Task: Here are some records; copy every line that holds the word "settings".

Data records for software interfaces
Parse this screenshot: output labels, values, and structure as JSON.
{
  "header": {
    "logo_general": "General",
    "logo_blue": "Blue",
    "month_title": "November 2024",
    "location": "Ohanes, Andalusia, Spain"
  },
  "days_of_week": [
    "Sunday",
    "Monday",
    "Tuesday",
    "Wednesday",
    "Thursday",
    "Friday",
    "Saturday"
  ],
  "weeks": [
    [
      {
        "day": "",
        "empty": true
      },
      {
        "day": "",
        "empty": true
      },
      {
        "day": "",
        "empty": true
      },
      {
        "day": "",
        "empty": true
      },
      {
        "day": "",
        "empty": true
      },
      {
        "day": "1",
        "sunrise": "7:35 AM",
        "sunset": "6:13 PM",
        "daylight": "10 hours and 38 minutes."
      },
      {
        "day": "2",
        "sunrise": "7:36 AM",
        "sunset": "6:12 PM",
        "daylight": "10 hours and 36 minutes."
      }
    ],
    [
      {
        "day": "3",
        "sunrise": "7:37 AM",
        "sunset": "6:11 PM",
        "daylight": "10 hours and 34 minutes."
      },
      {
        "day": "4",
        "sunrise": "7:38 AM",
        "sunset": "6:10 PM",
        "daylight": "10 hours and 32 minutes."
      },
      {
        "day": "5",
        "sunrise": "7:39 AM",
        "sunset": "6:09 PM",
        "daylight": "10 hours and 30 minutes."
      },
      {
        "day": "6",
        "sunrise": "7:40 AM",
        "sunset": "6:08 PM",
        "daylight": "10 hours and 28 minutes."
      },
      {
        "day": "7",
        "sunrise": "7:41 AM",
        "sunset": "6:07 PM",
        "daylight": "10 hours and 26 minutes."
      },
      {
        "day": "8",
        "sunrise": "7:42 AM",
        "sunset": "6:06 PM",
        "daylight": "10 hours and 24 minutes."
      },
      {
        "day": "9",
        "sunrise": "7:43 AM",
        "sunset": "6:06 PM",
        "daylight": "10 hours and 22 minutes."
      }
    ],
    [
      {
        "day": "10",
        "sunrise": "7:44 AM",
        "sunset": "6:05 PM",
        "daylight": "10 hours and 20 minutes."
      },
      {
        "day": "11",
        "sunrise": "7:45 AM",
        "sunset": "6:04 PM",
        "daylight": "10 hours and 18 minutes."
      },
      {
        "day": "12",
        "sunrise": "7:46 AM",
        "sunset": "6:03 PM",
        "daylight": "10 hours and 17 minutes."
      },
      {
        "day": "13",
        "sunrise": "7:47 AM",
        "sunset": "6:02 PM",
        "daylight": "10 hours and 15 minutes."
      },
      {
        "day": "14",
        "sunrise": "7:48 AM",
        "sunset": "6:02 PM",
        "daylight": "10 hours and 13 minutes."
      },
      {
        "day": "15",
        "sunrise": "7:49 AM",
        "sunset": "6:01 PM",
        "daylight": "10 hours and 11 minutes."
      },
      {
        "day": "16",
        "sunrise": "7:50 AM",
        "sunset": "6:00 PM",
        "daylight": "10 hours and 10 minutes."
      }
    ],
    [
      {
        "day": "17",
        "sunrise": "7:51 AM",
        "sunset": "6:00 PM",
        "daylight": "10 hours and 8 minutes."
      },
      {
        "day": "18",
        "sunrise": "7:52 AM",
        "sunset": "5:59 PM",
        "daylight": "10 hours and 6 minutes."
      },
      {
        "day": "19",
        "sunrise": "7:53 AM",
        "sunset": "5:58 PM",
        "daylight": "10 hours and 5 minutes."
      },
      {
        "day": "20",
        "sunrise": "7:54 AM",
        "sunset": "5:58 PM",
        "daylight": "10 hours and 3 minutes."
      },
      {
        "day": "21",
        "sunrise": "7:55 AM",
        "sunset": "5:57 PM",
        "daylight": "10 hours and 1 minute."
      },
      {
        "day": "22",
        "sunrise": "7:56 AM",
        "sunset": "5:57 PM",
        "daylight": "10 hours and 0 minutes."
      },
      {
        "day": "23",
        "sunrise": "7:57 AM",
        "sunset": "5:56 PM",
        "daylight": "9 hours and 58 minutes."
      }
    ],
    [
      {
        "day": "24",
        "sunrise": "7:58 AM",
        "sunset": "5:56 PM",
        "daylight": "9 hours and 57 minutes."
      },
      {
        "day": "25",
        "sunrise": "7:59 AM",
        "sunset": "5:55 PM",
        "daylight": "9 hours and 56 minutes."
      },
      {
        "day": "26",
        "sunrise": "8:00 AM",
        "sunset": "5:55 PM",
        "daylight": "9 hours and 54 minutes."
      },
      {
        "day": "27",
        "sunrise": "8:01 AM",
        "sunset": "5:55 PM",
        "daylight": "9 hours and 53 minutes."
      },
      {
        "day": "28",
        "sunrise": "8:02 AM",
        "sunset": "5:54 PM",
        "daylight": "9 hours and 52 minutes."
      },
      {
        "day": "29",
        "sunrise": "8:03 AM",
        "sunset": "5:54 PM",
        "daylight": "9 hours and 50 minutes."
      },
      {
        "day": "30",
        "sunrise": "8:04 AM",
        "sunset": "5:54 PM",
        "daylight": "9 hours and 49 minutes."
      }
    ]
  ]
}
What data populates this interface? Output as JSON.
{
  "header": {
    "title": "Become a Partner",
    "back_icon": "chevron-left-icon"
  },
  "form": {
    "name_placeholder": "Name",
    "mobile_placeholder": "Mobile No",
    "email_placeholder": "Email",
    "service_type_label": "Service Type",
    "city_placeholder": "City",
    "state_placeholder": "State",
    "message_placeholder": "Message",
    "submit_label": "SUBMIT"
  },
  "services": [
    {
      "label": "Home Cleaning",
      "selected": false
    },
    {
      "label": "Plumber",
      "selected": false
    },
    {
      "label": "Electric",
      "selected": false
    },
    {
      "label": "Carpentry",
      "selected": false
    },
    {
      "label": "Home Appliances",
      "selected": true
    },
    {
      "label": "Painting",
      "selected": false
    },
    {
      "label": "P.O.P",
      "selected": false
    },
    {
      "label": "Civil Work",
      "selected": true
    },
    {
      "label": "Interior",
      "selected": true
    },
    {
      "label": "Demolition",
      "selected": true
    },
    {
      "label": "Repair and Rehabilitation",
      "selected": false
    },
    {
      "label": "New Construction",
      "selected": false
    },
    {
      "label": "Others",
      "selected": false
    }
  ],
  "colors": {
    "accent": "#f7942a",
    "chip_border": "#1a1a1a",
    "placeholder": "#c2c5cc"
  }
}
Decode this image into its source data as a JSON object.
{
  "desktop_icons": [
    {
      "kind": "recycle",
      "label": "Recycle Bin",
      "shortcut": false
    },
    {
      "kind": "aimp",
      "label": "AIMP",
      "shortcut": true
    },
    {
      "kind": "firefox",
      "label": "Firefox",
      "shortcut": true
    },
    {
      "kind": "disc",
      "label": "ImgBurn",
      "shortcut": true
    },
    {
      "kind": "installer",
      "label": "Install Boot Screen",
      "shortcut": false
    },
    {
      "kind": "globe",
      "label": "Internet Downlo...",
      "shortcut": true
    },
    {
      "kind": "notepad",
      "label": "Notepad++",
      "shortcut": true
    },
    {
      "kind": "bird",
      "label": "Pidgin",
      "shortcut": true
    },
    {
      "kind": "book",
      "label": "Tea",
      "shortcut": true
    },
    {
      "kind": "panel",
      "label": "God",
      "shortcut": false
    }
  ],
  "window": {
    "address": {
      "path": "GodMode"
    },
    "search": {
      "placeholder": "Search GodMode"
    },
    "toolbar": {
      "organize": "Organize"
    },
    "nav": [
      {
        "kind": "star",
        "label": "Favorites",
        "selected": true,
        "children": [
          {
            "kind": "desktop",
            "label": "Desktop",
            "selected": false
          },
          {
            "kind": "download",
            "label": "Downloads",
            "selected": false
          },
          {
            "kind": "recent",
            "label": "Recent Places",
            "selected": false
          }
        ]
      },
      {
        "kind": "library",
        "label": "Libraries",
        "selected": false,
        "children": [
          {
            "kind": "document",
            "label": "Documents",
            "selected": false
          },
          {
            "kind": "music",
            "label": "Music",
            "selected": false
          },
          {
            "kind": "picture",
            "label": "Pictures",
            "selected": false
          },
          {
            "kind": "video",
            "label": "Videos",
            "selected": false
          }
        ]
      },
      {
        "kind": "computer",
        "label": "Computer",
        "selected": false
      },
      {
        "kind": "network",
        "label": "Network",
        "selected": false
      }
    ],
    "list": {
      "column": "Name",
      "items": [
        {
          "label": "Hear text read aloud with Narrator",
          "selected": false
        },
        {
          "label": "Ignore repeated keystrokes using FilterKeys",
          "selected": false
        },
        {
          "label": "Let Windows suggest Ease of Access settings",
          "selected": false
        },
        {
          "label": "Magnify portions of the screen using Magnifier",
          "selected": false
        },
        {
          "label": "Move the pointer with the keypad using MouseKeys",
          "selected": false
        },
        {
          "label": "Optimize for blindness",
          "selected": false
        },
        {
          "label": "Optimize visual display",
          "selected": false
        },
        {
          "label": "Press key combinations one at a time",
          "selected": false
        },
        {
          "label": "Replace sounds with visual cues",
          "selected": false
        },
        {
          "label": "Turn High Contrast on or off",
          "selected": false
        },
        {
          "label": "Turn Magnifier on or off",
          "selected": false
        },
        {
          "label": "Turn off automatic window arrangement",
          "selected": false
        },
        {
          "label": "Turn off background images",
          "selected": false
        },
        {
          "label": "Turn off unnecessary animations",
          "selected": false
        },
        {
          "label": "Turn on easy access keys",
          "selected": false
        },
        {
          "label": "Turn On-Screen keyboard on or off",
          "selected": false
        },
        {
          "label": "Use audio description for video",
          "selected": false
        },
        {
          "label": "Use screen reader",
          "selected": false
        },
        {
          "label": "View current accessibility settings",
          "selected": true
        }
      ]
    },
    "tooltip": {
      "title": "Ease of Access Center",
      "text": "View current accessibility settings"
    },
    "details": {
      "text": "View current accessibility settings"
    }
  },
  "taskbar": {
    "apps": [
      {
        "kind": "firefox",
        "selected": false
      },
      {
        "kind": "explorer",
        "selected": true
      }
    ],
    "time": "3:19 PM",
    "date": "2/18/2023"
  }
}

Completed exercise:
          "label": "Let Windows suggest Ease of Access settings",
          "label": "View current accessibility settings",
      "text": "View current accessibility settings"
      "text": "View current accessibility settings"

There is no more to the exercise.